**Extracted data:**
◇ ◇ ◇ ◇ ◇ ◇ ◇
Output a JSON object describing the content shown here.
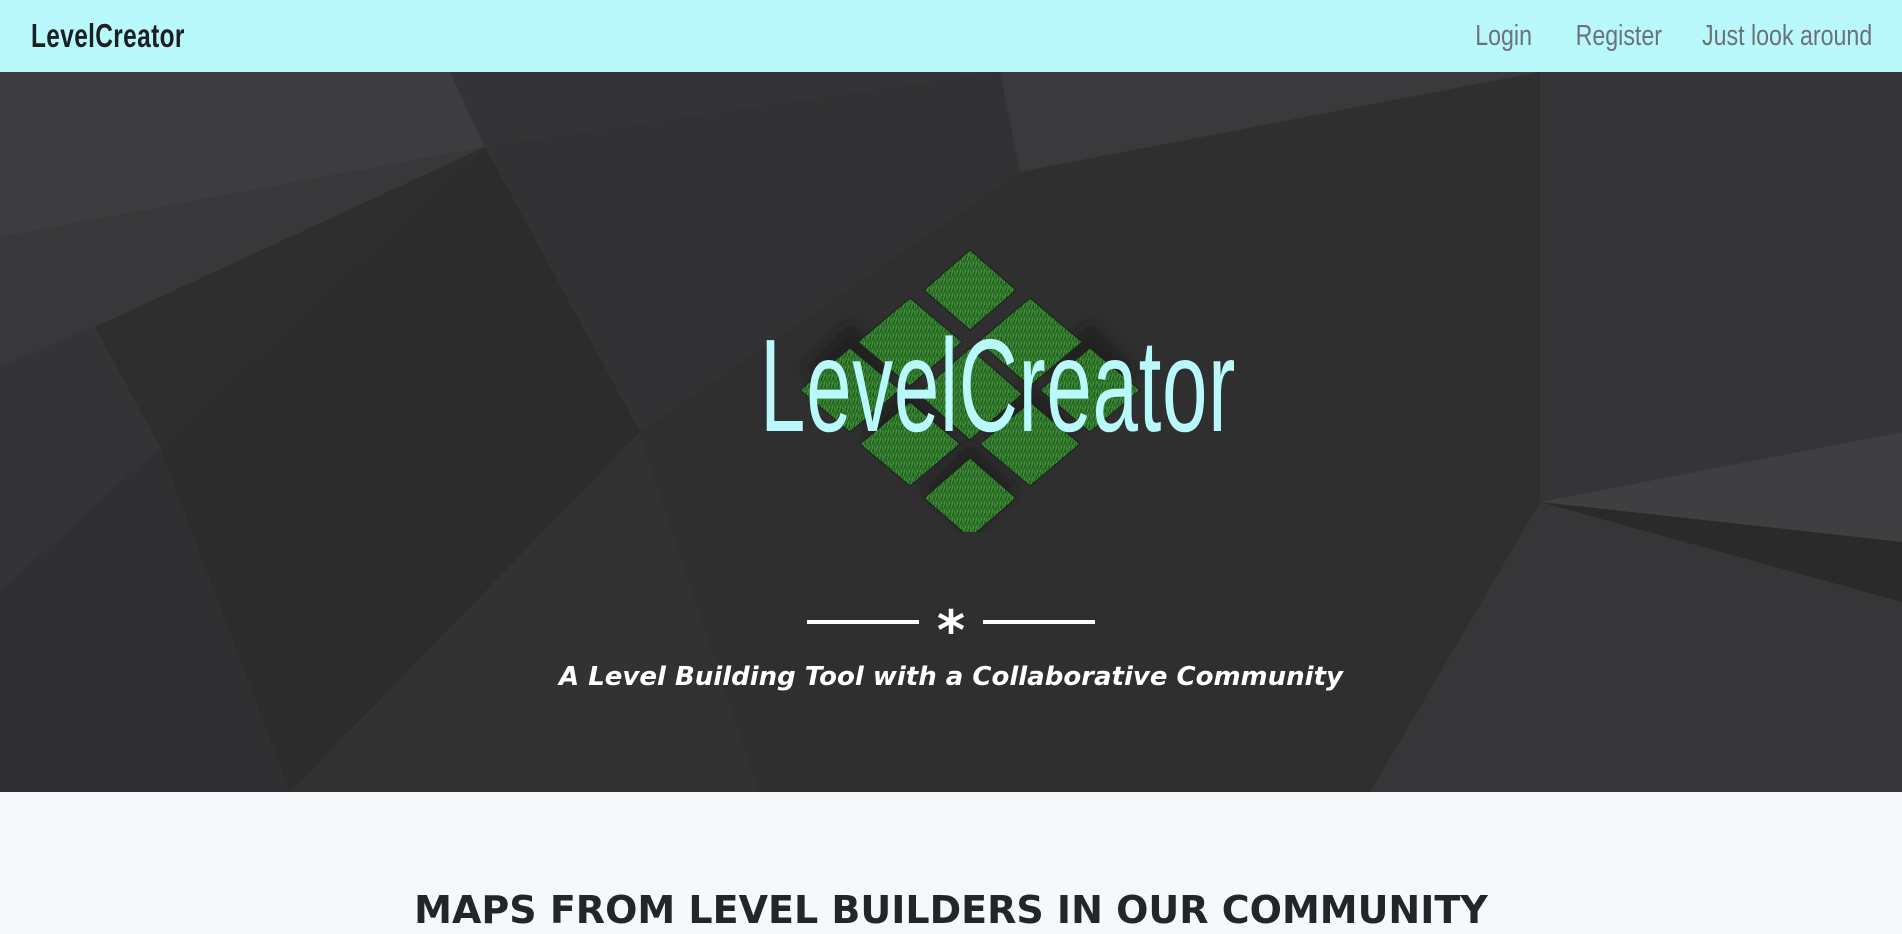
{
  "navbar": {
    "brand": "LevelCreator",
    "links": [
      "Login",
      "Register",
      "Just look around"
    ]
  },
  "hero": {
    "logo_text": "LevelCreator",
    "divider_symbol": "*",
    "tagline": "A Level Building Tool with a Collaborative Community"
  },
  "section": {
    "title": "MAPS FROM LEVEL BUILDERS IN OUR COMMUNITY"
  },
  "colors": {
    "navbar_bg": "#b9f9fb",
    "hero_bg": "#2e2e2f",
    "logo_text": "#b9f9fb",
    "grass": "#2f7a2f",
    "page_bg": "#f7f8fa"
  },
  "icons": [
    "grass-tile-logo-icon",
    "asterisk-icon"
  ]
}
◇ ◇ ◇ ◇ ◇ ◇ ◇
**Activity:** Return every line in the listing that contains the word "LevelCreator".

**Your response:**
    "brand": "LevelCreator",
    "logo_text": "LevelCreator",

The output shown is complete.